Santa Clara County supervisors on Tuesday upped the ante in a bid to preserve the Buena Vista Mobile Home Park when they unanimously voted to allocate an additional $6.5 million toward the cause, contingent on a similar match from Palo Alto.
With little discussion, the Board of Supervisors voted to contribute $6.5 million from its affordable-housing fund for the purchase of Buena Vista. The new allocation raises the county's potential contribution toward preserving Palo Alto's sole mobile-home park to $14.5 million.
The decision to allocate additional funds comes weeks after the Palo Alto City Council formally authorized the closure of Buena Vista, paving the way for the park owner to begin the eviction process for its 400 residents. Now, the county and the city are working with the nonprofit The Caritas Corporation to make an offer for the mobile-home park.
Supervisor Joe Simitian, who proposed the additional allocation along with board President Dave Cortese, told his colleagues Tuesday that "time is of the essence." On any given day, he said, the owner "is within his legal rights to accept that authorization and send a notice of termination to residents."
On June 29, the City Council will discuss Buena Vista and consider its next steps. If the council chooses to match the county's contribution, the total set aside by the city and the county would go up to $29 million. All of the contributions pledged by the city and the county thus far would come from funds designated for affordable housing.
"Developers pay affordable housing fees for exactly this reason," Simitian said in a statement. "We're fortunate to have two potential sources of affordable housing funds on which to draw Santa Clara County's and the City of Palo Alto's. If we can put those two resources together we have a real shot at preserving the 117 units at Buena Vista and, ensure they remain affordable in perpetuity."
Cortese, who chairs the county's Housing, Land Use, Environment and Transportation Committee, said in a statement that as "housing becomes more expensive, more affordable housing is needed; but it is also harder and harder to find opportunities to develop affordable housing.
"Preserving the units in place at Buena Vista has got to be more cost effective than trying to replace them down the road," Cortese said.
Now, it's up to the Palo Alto council to decide whether to make a similar contribution. Nancy Krop, representing the Palo Alto Council of PTAs and the Sixth District PTAs, urged the council on Monday night to follow the county's lead. Both school associations passed resolutions in support of Buena Vista, whose residents include more than 100 Palo Alto students.

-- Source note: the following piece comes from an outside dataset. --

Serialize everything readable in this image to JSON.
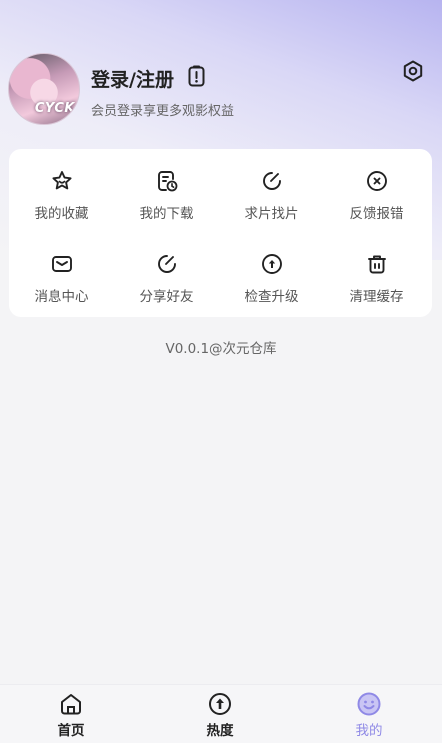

"As a city we can't just talk, we have to walk the walk," Krop said. "It's a unique opportunity to walk the walk and teach children in our community that this is how we care for each other."
The Weekly has compiled an archive of news coverage capturing the many voices of the people involved in the fight over Buena Vista.